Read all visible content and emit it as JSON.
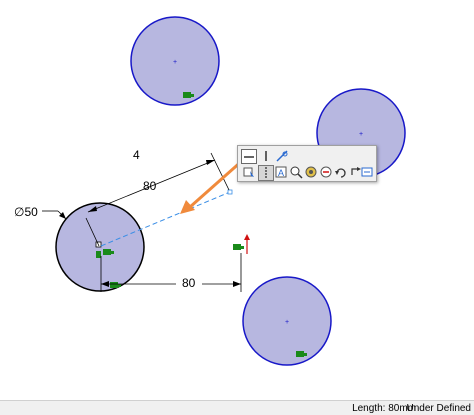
{
  "sketch": {
    "colors": {
      "circle_fill": "#b7b7e0",
      "circle_stroke": "#1818c8",
      "selected_stroke": "#000000",
      "dimension": "#000000",
      "construction_line": "#3a8ee6",
      "arrow": "#f08a3c",
      "origin_red": "#d01010",
      "relation_green": "#1a8a1a"
    },
    "dimensions": {
      "angled_label": "80",
      "horizontal_label": "80",
      "diameter_label": "∅50",
      "number_4": "4"
    }
  },
  "context_toolbar": {
    "items": [
      {
        "name": "horizontal-icon"
      },
      {
        "name": "vertical-icon"
      },
      {
        "name": "make-fix-icon"
      },
      {
        "name": "select-other-icon"
      },
      {
        "name": "construction-geometry-icon"
      },
      {
        "name": "text-icon"
      },
      {
        "name": "zoom-to-selection-icon"
      },
      {
        "name": "view-icon"
      },
      {
        "name": "relations-icon"
      },
      {
        "name": "undo-icon"
      },
      {
        "name": "more-icon"
      },
      {
        "name": "smart-dimension-icon"
      }
    ]
  },
  "statusbar": {
    "length": "Length: 80mm",
    "state": "Under Defined"
  }
}
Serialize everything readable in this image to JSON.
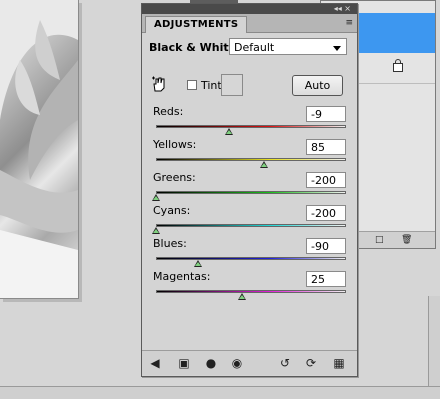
{
  "panel": {
    "tab_label": "ADJUSTMENTS",
    "window_controls": "◂◂ ×",
    "menu_icon": "≡",
    "title": "Black & White",
    "preset": {
      "selected": "Default"
    },
    "tint_label": "Tint",
    "auto_label": "Auto"
  },
  "sliders": [
    {
      "label": "Reds",
      "value": "-9",
      "num": -9,
      "gradient": [
        "#000000",
        "#e01010"
      ]
    },
    {
      "label": "Yellows",
      "value": "85",
      "num": 85,
      "gradient": [
        "#000000",
        "#e8e020"
      ]
    },
    {
      "label": "Greens",
      "value": "-200",
      "num": -200,
      "gradient": [
        "#000000",
        "#18c018"
      ]
    },
    {
      "label": "Cyans",
      "value": "-200",
      "num": -200,
      "gradient": [
        "#000000",
        "#20d8d8"
      ]
    },
    {
      "label": "Blues",
      "value": "-90",
      "num": -90,
      "gradient": [
        "#000000",
        "#2020e0"
      ]
    },
    {
      "label": "Magentas",
      "value": "25",
      "num": 25,
      "gradient": [
        "#000000",
        "#e020d8"
      ]
    }
  ],
  "slider_range": [
    -200,
    300
  ],
  "footer_icons": [
    "back-arrow-icon",
    "clip-to-layer-icon",
    "layer-mask-icon",
    "visibility-eye-icon",
    "view-previous-state-icon",
    "reset-icon",
    "trash-icon"
  ],
  "colors": {
    "selection": "#3d97f0",
    "panel_bg": "#d4d4d4"
  }
}
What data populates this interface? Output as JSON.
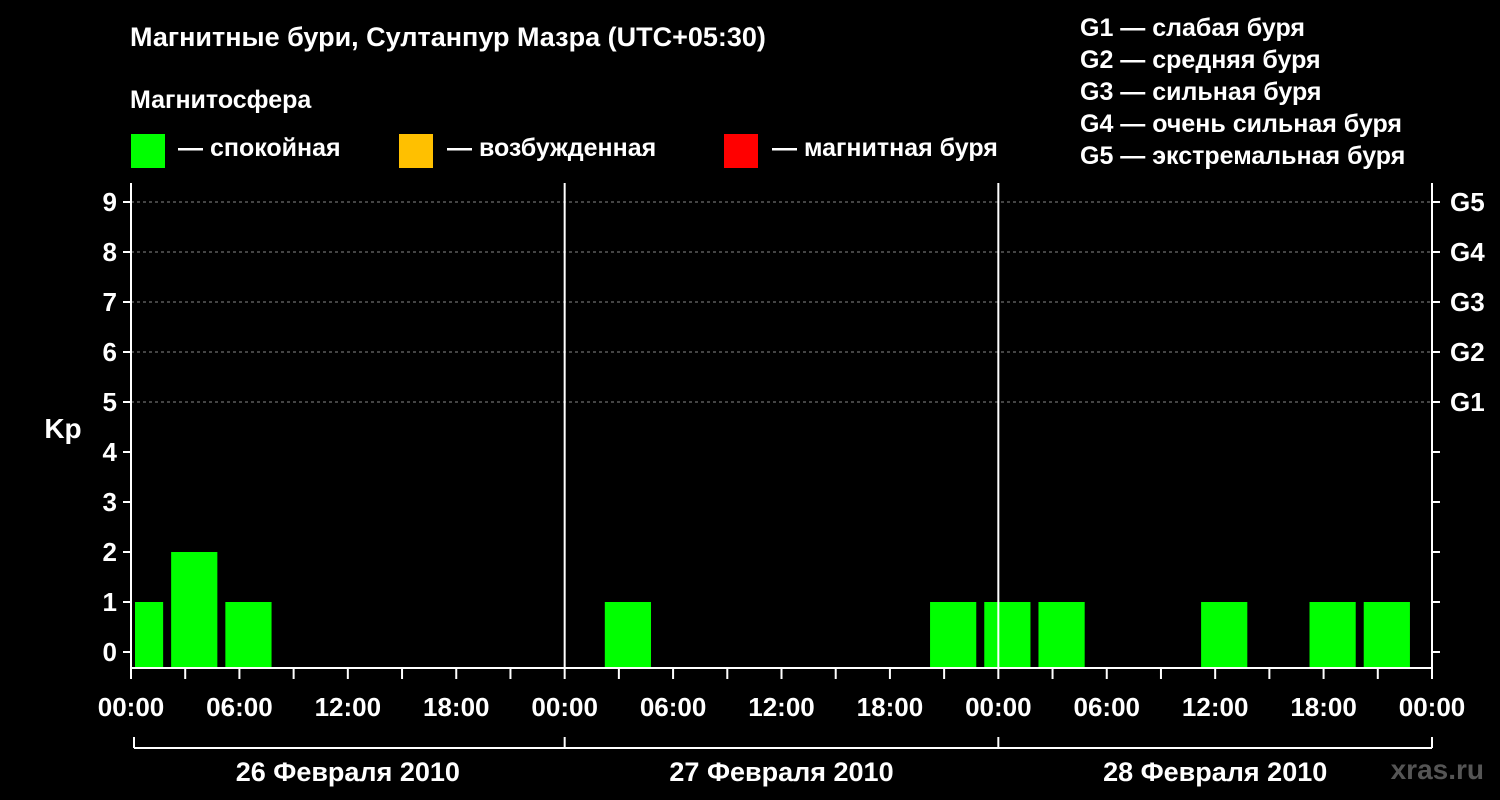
{
  "title": "Магнитные бури, Султанпур Мазра (UTC+05:30)",
  "magnetosphere": {
    "heading": "Магнитосфера",
    "legend": [
      {
        "label": "— спокойная",
        "color": "#00ff00"
      },
      {
        "label": "— возбужденная",
        "color": "#ffc000"
      },
      {
        "label": "— магнитная буря",
        "color": "#ff0000"
      }
    ]
  },
  "storm_scale": [
    "G1 — слабая буря",
    "G2 — средняя буря",
    "G3 — сильная буря",
    "G4 — очень сильная буря",
    "G5 — экстремальная буря"
  ],
  "watermark": "xras.ru",
  "colors": {
    "background": "#000000",
    "quiet": "#00ff00",
    "axis": "#ffffff",
    "grid": "#888888"
  },
  "chart_data": {
    "type": "bar",
    "ylabel": "Kp",
    "ylim": [
      0,
      9
    ],
    "y_ticks": [
      "0",
      "1",
      "2",
      "3",
      "4",
      "5",
      "6",
      "7",
      "8",
      "9"
    ],
    "right_ticks": [
      {
        "kp": 5,
        "label": "G1"
      },
      {
        "kp": 6,
        "label": "G2"
      },
      {
        "kp": 7,
        "label": "G3"
      },
      {
        "kp": 8,
        "label": "G4"
      },
      {
        "kp": 9,
        "label": "G5"
      }
    ],
    "x_tick_labels": [
      "00:00",
      "06:00",
      "12:00",
      "18:00",
      "00:00",
      "06:00",
      "12:00",
      "18:00",
      "00:00",
      "06:00",
      "12:00",
      "18:00",
      "00:00"
    ],
    "days": [
      "26 Февраля 2010",
      "27 Февраля 2010",
      "28 Февраля 2010"
    ],
    "grid": true,
    "bars": [
      {
        "day": "26 Февраля 2010",
        "start": "00:00",
        "end": "02:00",
        "kp": 1,
        "status": "спокойная"
      },
      {
        "day": "26 Февраля 2010",
        "start": "02:00",
        "end": "05:00",
        "kp": 2,
        "status": "спокойная"
      },
      {
        "day": "26 Февраля 2010",
        "start": "05:00",
        "end": "08:00",
        "kp": 1,
        "status": "спокойная"
      },
      {
        "day": "27 Февраля 2010",
        "start": "02:00",
        "end": "05:00",
        "kp": 1,
        "status": "спокойная"
      },
      {
        "day": "27 Февраля 2010",
        "start": "20:00",
        "end": "23:00",
        "kp": 1,
        "status": "спокойная"
      },
      {
        "day": "28 Февраля 2010",
        "start": "23:00",
        "end": "02:00",
        "kp": 1,
        "status": "спокойная"
      },
      {
        "day": "28 Февраля 2010",
        "start": "02:00",
        "end": "05:00",
        "kp": 1,
        "status": "спокойная"
      },
      {
        "day": "28 Февраля 2010",
        "start": "11:00",
        "end": "14:00",
        "kp": 1,
        "status": "спокойная"
      },
      {
        "day": "28 Февраля 2010",
        "start": "17:00",
        "end": "20:00",
        "kp": 1,
        "status": "спокойная"
      },
      {
        "day": "28 Февраля 2010",
        "start": "20:00",
        "end": "23:00",
        "kp": 1,
        "status": "спокойная"
      }
    ]
  }
}
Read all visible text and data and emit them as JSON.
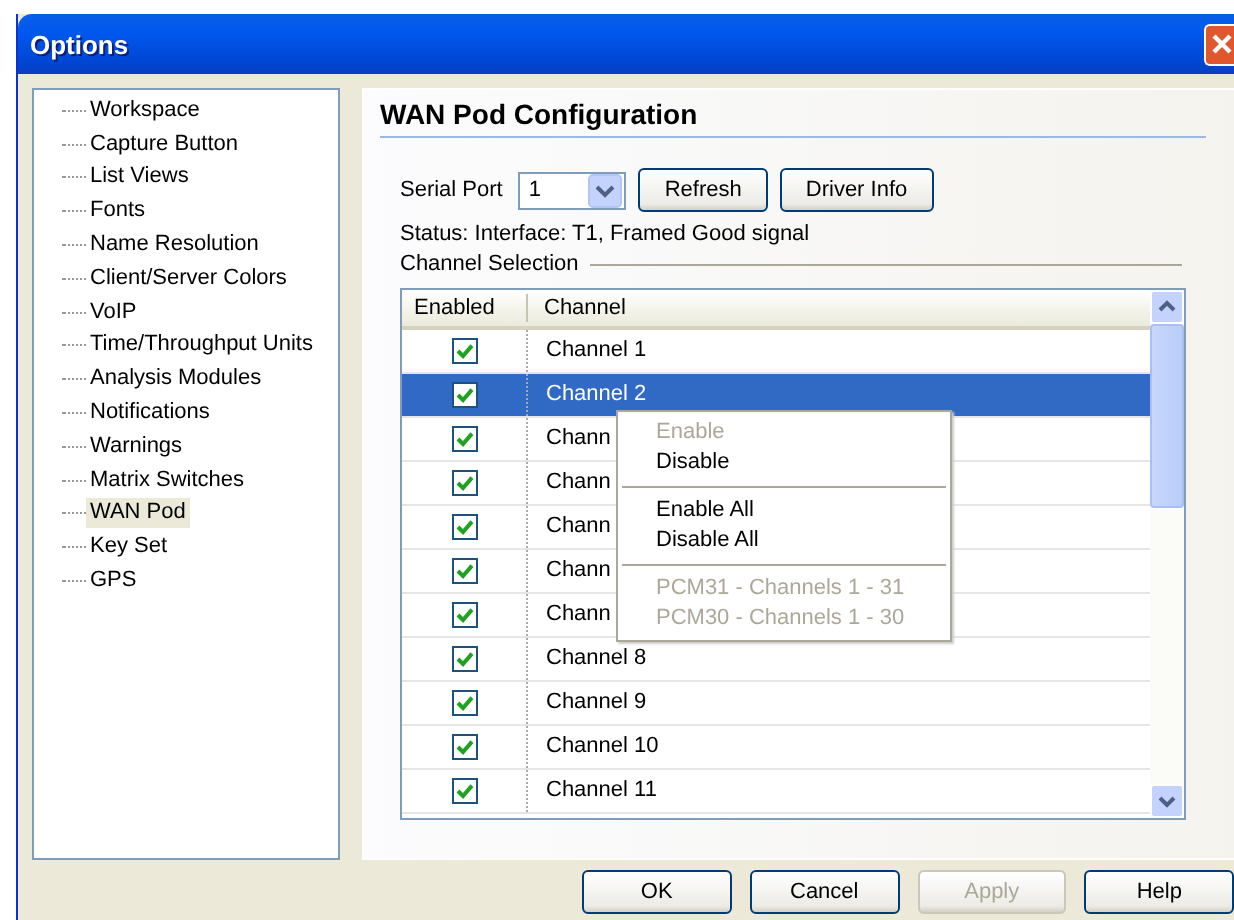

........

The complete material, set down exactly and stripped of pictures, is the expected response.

> **Response to this exercise**
Read all visible content and emit it as JSON.
{
  "sketch": {
    "colors": {
      "circle_fill": "#b7b7e0",
      "circle_stroke": "#1818c8",
      "selected_stroke": "#000000",
      "dimension": "#000000",
      "construction_line": "#3a8ee6",
      "arrow": "#f08a3c",
      "origin_red": "#d01010",
      "relation_green": "#1a8a1a"
    },
    "dimensions": {
      "angled_label": "80",
      "horizontal_label": "80",
      "diameter_label": "∅50",
      "number_4": "4"
    }
  },
  "context_toolbar": {
    "items": [
      {
        "name": "horizontal-icon"
      },
      {
        "name": "vertical-icon"
      },
      {
        "name": "make-fix-icon"
      },
      {
        "name": "select-other-icon"
      },
      {
        "name": "construction-geometry-icon"
      },
      {
        "name": "text-icon"
      },
      {
        "name": "zoom-to-selection-icon"
      },
      {
        "name": "view-icon"
      },
      {
        "name": "relations-icon"
      },
      {
        "name": "undo-icon"
      },
      {
        "name": "more-icon"
      },
      {
        "name": "smart-dimension-icon"
      }
    ]
  },
  "statusbar": {
    "length": "Length: 80mm",
    "state": "Under Defined"
  }
}
Serialize everything readable in this image to JSON.
{
  "panel": {
    "tab_label": "ADJUSTMENTS",
    "window_controls": "◂◂ ×",
    "menu_icon": "≡",
    "title": "Black & White",
    "preset": {
      "selected": "Default"
    },
    "tint_label": "Tint",
    "auto_label": "Auto"
  },
  "sliders": [
    {
      "label": "Reds",
      "value": "-9",
      "num": -9,
      "gradient": [
        "#000000",
        "#e01010"
      ]
    },
    {
      "label": "Yellows",
      "value": "85",
      "num": 85,
      "gradient": [
        "#000000",
        "#e8e020"
      ]
    },
    {
      "label": "Greens",
      "value": "-200",
      "num": -200,
      "gradient": [
        "#000000",
        "#18c018"
      ]
    },
    {
      "label": "Cyans",
      "value": "-200",
      "num": -200,
      "gradient": [
        "#000000",
        "#20d8d8"
      ]
    },
    {
      "label": "Blues",
      "value": "-90",
      "num": -90,
      "gradient": [
        "#000000",
        "#2020e0"
      ]
    },
    {
      "label": "Magentas",
      "value": "25",
      "num": 25,
      "gradient": [
        "#000000",
        "#e020d8"
      ]
    }
  ],
  "slider_range": [
    -200,
    300
  ],
  "footer_icons": [
    "back-arrow-icon",
    "clip-to-layer-icon",
    "layer-mask-icon",
    "visibility-eye-icon",
    "view-previous-state-icon",
    "reset-icon",
    "trash-icon"
  ],
  "colors": {
    "selection": "#3d97f0",
    "panel_bg": "#d4d4d4"
  }
}
What data populates this interface? Output as JSON.
{
  "title": "Магнитные бури, Султанпур Мазра (UTC+05:30)",
  "magnetosphere": {
    "heading": "Магнитосфера",
    "legend": [
      {
        "label": "— спокойная",
        "color": "#00ff00"
      },
      {
        "label": "— возбужденная",
        "color": "#ffc000"
      },
      {
        "label": "— магнитная буря",
        "color": "#ff0000"
      }
    ]
  },
  "storm_scale": [
    "G1 — слабая буря",
    "G2 — средняя буря",
    "G3 — сильная буря",
    "G4 — очень сильная буря",
    "G5 — экстремальная буря"
  ],
  "watermark": "xras.ru",
  "colors": {
    "background": "#000000",
    "quiet": "#00ff00",
    "axis": "#ffffff",
    "grid": "#888888"
  },
  "chart_data": {
    "type": "bar",
    "ylabel": "Kp",
    "ylim": [
      0,
      9
    ],
    "y_ticks": [
      "0",
      "1",
      "2",
      "3",
      "4",
      "5",
      "6",
      "7",
      "8",
      "9"
    ],
    "right_ticks": [
      {
        "kp": 5,
        "label": "G1"
      },
      {
        "kp": 6,
        "label": "G2"
      },
      {
        "kp": 7,
        "label": "G3"
      },
      {
        "kp": 8,
        "label": "G4"
      },
      {
        "kp": 9,
        "label": "G5"
      }
    ],
    "x_tick_labels": [
      "00:00",
      "06:00",
      "12:00",
      "18:00",
      "00:00",
      "06:00",
      "12:00",
      "18:00",
      "00:00",
      "06:00",
      "12:00",
      "18:00",
      "00:00"
    ],
    "days": [
      "26 Февраля 2010",
      "27 Февраля 2010",
      "28 Февраля 2010"
    ],
    "grid": true,
    "bars": [
      {
        "day": "26 Февраля 2010",
        "start": "00:00",
        "end": "02:00",
        "kp": 1,
        "status": "спокойная"
      },
      {
        "day": "26 Февраля 2010",
        "start": "02:00",
        "end": "05:00",
        "kp": 2,
        "status": "спокойная"
      },
      {
        "day": "26 Февраля 2010",
        "start": "05:00",
        "end": "08:00",
        "kp": 1,
        "status": "спокойная"
      },
      {
        "day": "27 Февраля 2010",
        "start": "02:00",
        "end": "05:00",
        "kp": 1,
        "status": "спокойная"
      },
      {
        "day": "27 Февраля 2010",
        "start": "20:00",
        "end": "23:00",
        "kp": 1,
        "status": "спокойная"
      },
      {
        "day": "28 Февраля 2010",
        "start": "23:00",
        "end": "02:00",
        "kp": 1,
        "status": "спокойная"
      },
      {
        "day": "28 Февраля 2010",
        "start": "02:00",
        "end": "05:00",
        "kp": 1,
        "status": "спокойная"
      },
      {
        "day": "28 Февраля 2010",
        "start": "11:00",
        "end": "14:00",
        "kp": 1,
        "status": "спокойная"
      },
      {
        "day": "28 Февраля 2010",
        "start": "17:00",
        "end": "20:00",
        "kp": 1,
        "status": "спокойная"
      },
      {
        "day": "28 Февраля 2010",
        "start": "20:00",
        "end": "23:00",
        "kp": 1,
        "status": "спокойная"
      }
    ]
  }
}
Read all visible text and data and emit them as JSON.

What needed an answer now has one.